Eventually we recognized the area that we had to get off at, and went straight to the nearest convenience store to ask for directions. We ended up calling Sarah from there, buying a heap of drinks, eggs for dinner, biscuits and bread, and walking back to the house feeling terrible we’d run out of time to cook anything spectacular.
Sarah was out when we got home – she was meeting a guy from the UK who was interested in teaching in Nepal – but Sudaman and their beautiful puppy were there to greet us. Sarah had bought buffalo mince meat so we were able to cook a spin on “Australian-style Rissoles” (more ‘The Castle’ quotes spring to mind).

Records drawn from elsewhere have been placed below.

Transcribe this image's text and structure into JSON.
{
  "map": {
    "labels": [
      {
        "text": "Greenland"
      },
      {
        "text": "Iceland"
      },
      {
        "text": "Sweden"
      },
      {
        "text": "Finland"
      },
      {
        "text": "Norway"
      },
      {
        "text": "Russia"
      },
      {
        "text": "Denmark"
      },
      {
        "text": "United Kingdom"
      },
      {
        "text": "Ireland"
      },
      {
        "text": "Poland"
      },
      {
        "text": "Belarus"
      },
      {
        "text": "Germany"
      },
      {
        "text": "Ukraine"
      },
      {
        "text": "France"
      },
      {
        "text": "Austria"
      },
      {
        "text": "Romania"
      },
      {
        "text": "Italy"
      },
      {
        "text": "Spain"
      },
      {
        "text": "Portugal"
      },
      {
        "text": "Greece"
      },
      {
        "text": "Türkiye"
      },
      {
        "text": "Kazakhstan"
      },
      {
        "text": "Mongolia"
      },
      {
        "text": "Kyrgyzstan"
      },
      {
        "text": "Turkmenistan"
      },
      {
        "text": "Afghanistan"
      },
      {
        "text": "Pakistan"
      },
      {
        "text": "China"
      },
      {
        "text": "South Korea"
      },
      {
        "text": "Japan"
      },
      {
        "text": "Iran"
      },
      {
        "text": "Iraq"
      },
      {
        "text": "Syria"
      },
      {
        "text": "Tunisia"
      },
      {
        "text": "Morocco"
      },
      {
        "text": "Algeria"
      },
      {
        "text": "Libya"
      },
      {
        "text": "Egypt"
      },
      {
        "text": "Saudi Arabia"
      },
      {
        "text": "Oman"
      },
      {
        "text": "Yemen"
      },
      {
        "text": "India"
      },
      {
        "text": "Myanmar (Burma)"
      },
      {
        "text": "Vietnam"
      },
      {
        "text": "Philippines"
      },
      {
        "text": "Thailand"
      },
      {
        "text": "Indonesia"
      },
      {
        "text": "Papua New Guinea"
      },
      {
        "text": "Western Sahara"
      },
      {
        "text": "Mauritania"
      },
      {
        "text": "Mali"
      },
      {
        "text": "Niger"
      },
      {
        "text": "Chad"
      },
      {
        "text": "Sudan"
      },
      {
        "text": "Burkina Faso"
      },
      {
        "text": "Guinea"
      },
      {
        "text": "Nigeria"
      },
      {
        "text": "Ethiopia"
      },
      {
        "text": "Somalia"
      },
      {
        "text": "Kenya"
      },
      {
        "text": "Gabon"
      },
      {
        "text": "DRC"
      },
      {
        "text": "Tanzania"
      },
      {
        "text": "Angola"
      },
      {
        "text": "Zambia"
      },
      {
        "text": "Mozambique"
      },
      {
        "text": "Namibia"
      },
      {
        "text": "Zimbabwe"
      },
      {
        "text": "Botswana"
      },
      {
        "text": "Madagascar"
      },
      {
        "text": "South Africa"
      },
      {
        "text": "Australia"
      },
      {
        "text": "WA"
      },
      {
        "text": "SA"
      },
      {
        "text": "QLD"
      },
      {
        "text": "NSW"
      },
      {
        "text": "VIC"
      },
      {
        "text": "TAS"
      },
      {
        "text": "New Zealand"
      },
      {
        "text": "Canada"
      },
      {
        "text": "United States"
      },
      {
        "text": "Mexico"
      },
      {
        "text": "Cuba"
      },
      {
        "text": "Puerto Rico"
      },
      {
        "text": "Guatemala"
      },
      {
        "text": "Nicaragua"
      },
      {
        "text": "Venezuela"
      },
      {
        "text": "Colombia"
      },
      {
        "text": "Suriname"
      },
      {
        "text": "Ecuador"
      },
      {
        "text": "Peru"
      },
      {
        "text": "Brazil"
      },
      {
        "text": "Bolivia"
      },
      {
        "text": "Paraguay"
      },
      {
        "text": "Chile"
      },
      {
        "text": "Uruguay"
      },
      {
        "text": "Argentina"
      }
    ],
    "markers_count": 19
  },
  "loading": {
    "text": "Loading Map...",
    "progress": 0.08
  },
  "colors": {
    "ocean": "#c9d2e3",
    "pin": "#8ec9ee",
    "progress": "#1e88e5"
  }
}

Sarah came home, along with Howard, the UK guy, who bought a bottle of South Australian wine and stayed for dinner. The power cut out so the three of us – Jacob, Sarah and myself – cooked in the dark by torch and head-torch light; an experience I enjoyed – we won’t get that anywhere else during our travels! Dinner was great – good conversation and great food; it was an unexpected but enjoyable way to spend our last evening with our couch surfing hosts and our last evening in Nepal, and I went to bed with mixed feelings: happy about how we’ve spent our time here, sad that we have to leave so soon, excited to be going to Japan tomorrow, and both ready and not quite ready to leave this area of the continent. Japan in a way is acting as an unofficial ‘breaker’ in our travels: we have been traveling in Sri Lanka, India and Nepal – prior to Japan, and after, we’ll be in South-East Asia.
We’ve got so much to be excited about, and so much to look forward to. Tomorrow we leave a country, board a plane, fly to another country, board another plane, and touch down in Japan – my ‘spiritual homeland’ as I call it. It’s a new part of our travels, a new part of our journey, a new adventure and a new experience. I’m just so excited.
Nepal has been absolutely wonderful – incredibly beautiful and hospitable – and I am looking forward to coming back here again some day in the not-too-distant future.